Not all Hong Kong people working in the Mainland have a good understanding of Mainland's latest development scene. Some may believe that "Hong Kong is superior", and assume that the Hong Kong model and its standards are the best. They would unwittingly neglect the ideas or value orientation of Mainland colleagues. As a matter of fact, the development in the Mainland is rapid, and in many aspects getting a cutting edge over Hong Kong and many Mainlanders are very insightful and open-minded. Hong Kong people working in the Mainland must keep a modest attitude and learn from the merits of others. They should be sincere in getting along with others, appreciate the differences and accommodate the inadequacy of each other.

It is important to find ways to spend the leisure time wisely when moving to a new place where the community and social network are so much different. The tempo of living and entertainment activities in the Mainland are somewhat different from those in Hong Kong. To strike a fuller and more balanced life whilst working in the Mainland, one should cultivate some good hobbies, for example, paying visits to nearby cities, participating in cultural activities, trying some local delicacies, as well as going with friends on hiking and doing sports.

For those living and working in the Mainland, building a broad social network and connections with others will bring them great benefits both in their work and daily lives.
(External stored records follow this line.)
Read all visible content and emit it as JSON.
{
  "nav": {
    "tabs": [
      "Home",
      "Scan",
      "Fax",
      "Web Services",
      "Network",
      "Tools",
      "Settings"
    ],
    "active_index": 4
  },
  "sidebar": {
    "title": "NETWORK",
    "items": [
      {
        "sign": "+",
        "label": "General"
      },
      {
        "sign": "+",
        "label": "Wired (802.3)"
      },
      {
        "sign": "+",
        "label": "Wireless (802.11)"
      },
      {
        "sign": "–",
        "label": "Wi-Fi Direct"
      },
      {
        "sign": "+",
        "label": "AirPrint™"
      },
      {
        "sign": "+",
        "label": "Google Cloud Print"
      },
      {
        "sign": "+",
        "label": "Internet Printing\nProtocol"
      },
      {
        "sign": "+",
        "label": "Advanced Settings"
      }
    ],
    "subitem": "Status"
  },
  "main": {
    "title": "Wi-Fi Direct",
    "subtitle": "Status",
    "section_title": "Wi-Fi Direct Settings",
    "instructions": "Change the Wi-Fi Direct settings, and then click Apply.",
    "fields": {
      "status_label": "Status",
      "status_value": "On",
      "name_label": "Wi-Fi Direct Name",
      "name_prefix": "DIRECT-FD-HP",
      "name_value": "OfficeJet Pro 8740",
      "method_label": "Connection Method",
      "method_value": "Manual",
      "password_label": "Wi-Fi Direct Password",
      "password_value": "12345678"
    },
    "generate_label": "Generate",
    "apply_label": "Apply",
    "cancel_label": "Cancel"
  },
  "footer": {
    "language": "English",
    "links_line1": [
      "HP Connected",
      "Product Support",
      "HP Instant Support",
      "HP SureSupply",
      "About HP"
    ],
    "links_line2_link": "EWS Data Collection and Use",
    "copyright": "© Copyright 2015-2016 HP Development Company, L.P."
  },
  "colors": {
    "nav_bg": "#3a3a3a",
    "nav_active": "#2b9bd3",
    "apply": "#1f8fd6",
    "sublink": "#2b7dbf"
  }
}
One may easily make friends from various backgrounds and collect useful business information by joining functions held by the trade and industrial associations, or professional organizations.

Emergency and Accidents

If Hong Kong residents meet with accidents or emergencies in the Mainland, they or their relatives should immediately seek assistance from the local Public Security Bureau or relevant authorities:

Dial 110 for assistance from the police
Dial 120 for medical assistance:120
Dial 119 for fire services:119
Dial 122 for reporting of traffic accidents:122

For further assistance, please contact the Assistance to Hong Kong Residents Unit of the Immigration Department of the HKSAR Government:

Assistance to Hong Kong Residents 24-Hour Hotline: (852) 1868
Fax: (852) 2519 3536
Address: 9/F, Immigration Tower, 7 Gloucester Road, Wan Chai, Hong Kong

Facilitation Measures for Hong Kong People

Since August 2017, the relevant Central Government departments have introduced a series of concrete measures to facilitate Hong Kong people studying, working and living in the Mainland. Apart from employment, the measures also cover the areas of education and daily life matters.

On education, it is specified in clear terms that to protect the rights and interests of Hong Kong and Macao students, Mainland higher education institutions and relevant authorities must accord equal treatment for Hong Kong and Macao students in admission, nurture, management and supporting services. Furthermore, to facilitate their job search and employment, Mainland authorities also require higher education institutions to issue Employment Agreements and Employment Registration Certificates to students from Hong Kong and Macao upon their graduation. For scholarships open to Hong Kong and Macao students as well as overseas Chinese students studying at Mainland higher education institutions, both the quota and amount have been increased.

As regards daily life matters, Hong Kong residents living in the Mainland who meet the relevant criteria can apply for residence permits. A residence permit holder is entitled to enjoy, in accordance with the law, three categories of rights, six basic public services and nine facilitation measures in the place where he or she is residing. This covers areas relating to daily living including employment, education, medical care, travel, financial services and so on. Besides, the China Railway Corporation has installed automatic ticket vending and issuing machines to read and verify Home Visit Re-entry Permits at train stations of various provinces and cities with relatively large demand for ticketing services from Hong Kong people. These ticketing machines can reduce the amount of time otherwise spent on queuing and ticket processing over the counter.

Last Review Date: 22 April 2021